Batty was only Hauer’s second major Hollywood role. The previous year he’d
appeared opposite Sylvester Stallone in the cat-and-mouse thriller Nighthawks as a charismatic German terrorist named Wulfgar. Despite repeated on-set clashes with Stallone and the deaths of his mother and his best friend in the Netherlands while he was filming in New York, Hauer rated Wulfgar as one of his best performances.
Despite Wulfgar being conceived as a murderous psychopath killing for fun,
Hauer added a sprinkling of depth to the role, even reciting poetry by Heinrich Heine during his death scene. “Bad guys don’t have tails and a
pitchfork,” Hauer wrote in his 2007 autobiography. “They can be charming. They can be sharp and businesslike.”
Hauer brought pioneering nuance to Hollywood when burly Europeans in
Hollywood could expect little more from roles than grunting henchmen, murderous Nazis or ring fodder for Rocky Balboa. Of his terrifying role in
the 1986 thriller The Hitcher, blamed for prompting a sharp decline in
American hitchhiking, he said, “I think in my darker characters I go a little
further than most American actors. Maybe it’s because I’m not afraid of that
side of myself.”
His long run as the face of Guinness’s ‘Pure Genius’ advertising campaign of
the late 1980s and early 1990s set up Hauer financially for life, meaning that he didn’t have to play the Hollywood game. While he would stay in Los Angeles for extended periods he was always drawn back to his native land. The Netherlands remained his home.
“Being brought up in Holland, a small country, makes you seek adventure,” he said, and this Dutchness was a key influence on his personality and career.
Hauer was born in Breukelen to actor parents who ran an Amsterdam drama
school, in a household where “it sometimes seemed to my three sisters and me that the arts were more important than we were”. The only aspect of family life on which he looked back fondly were childhood holidays to the island of Schiermonnikoog in the West Frisian Islands. The vast skies and wide, flat sandy beaches allowed a glimpse of the infinite, a horizon that promised mysteries and adventure, all with a sense of rootedness in the landscape.

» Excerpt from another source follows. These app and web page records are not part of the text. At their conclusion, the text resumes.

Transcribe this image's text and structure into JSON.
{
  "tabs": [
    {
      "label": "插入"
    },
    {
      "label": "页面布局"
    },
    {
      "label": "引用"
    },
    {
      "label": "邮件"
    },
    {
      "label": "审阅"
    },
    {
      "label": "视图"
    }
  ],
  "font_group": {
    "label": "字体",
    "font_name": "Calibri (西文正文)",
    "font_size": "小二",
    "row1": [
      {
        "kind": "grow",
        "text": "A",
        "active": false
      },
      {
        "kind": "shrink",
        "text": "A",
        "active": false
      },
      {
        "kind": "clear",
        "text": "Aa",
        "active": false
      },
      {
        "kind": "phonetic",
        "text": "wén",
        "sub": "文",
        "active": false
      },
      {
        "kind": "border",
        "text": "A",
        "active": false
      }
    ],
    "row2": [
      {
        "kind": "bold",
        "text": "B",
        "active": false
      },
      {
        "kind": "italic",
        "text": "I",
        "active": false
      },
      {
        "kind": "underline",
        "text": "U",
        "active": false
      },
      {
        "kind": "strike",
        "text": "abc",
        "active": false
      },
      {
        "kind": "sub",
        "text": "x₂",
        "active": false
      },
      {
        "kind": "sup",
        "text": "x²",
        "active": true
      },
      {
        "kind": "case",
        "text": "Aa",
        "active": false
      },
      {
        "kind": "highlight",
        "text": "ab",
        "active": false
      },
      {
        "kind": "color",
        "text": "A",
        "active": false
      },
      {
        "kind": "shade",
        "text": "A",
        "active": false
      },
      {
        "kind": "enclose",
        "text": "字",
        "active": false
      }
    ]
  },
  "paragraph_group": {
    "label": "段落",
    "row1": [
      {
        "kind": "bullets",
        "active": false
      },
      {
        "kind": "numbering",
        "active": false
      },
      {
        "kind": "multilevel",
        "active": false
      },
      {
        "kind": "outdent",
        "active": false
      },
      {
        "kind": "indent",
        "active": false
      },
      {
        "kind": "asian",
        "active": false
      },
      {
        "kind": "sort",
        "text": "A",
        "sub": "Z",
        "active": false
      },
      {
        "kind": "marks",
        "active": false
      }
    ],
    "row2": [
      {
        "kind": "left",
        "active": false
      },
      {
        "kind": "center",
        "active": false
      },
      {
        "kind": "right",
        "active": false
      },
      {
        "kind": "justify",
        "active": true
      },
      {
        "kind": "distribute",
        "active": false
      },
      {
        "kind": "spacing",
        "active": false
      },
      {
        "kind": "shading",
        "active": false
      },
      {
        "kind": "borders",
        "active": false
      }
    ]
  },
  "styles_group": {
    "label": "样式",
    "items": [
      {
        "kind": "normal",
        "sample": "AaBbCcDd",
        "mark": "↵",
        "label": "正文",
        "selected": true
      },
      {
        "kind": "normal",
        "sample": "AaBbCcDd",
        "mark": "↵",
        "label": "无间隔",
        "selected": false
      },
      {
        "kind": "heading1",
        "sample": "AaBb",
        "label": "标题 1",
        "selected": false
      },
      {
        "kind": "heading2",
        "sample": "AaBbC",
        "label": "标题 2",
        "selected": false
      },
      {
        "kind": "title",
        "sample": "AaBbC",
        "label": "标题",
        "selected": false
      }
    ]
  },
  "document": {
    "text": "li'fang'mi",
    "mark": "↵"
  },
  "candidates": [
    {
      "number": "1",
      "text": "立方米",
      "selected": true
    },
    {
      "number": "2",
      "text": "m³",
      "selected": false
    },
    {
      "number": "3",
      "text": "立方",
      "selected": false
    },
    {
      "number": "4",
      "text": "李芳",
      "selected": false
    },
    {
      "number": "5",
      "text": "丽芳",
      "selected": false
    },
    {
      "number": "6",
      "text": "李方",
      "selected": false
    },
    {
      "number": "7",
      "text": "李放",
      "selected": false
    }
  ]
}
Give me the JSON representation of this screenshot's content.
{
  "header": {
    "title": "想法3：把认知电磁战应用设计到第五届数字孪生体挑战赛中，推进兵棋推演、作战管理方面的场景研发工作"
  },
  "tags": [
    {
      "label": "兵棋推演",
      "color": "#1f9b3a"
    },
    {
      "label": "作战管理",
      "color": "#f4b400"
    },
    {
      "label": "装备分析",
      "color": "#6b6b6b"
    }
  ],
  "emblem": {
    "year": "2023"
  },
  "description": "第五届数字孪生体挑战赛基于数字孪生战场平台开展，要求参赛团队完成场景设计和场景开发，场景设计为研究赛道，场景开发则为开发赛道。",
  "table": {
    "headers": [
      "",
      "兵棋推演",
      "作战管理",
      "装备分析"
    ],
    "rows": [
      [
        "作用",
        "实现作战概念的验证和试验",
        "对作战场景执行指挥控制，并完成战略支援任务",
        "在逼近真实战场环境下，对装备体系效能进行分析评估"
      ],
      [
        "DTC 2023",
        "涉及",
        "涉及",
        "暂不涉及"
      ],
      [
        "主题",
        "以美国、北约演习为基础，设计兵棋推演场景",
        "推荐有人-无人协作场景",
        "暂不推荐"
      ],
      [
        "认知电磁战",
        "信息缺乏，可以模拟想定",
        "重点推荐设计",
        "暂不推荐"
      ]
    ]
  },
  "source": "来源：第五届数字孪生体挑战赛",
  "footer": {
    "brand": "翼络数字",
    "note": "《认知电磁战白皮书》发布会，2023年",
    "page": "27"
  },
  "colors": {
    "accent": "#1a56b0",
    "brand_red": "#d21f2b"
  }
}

“It was, and remains, an ideal, innocent place,” he wrote of his endless
childhood summers there.
Tantalised by that horizon, Hauer ran away to sea at 15 then dabbled in work as an electrician and joiner before half-heartedly applying to drama school in his late teens. Expelled for missing classes, he joined the Dutch army but was kicked out for being ‘psychologically unfit’ after refusing to train with deadly weapons. For all his screen action roles, Hauer detested violence, something he attributed to a collective Dutch folk memory of the German occupation into which he was born.
Having returned to drama school, he shot to fame in the Netherlands in 1969
thanks to Floris, a swashbuckling medieval drama series directed by a young Paul Verhoeven, who went on to cast Hauer in five of his films including 1977’s second world war drama Soldier of Orange, an early cable TV and video
success that led to Hauer’s courting by Hollywood and a subsequent global
fame negotiated and played out entirely on his own terms.
“That young boy who sailed the seas is still here with me,” he said just four
months before he died, “and he’s saying this about my life: ‘that was awesome.’”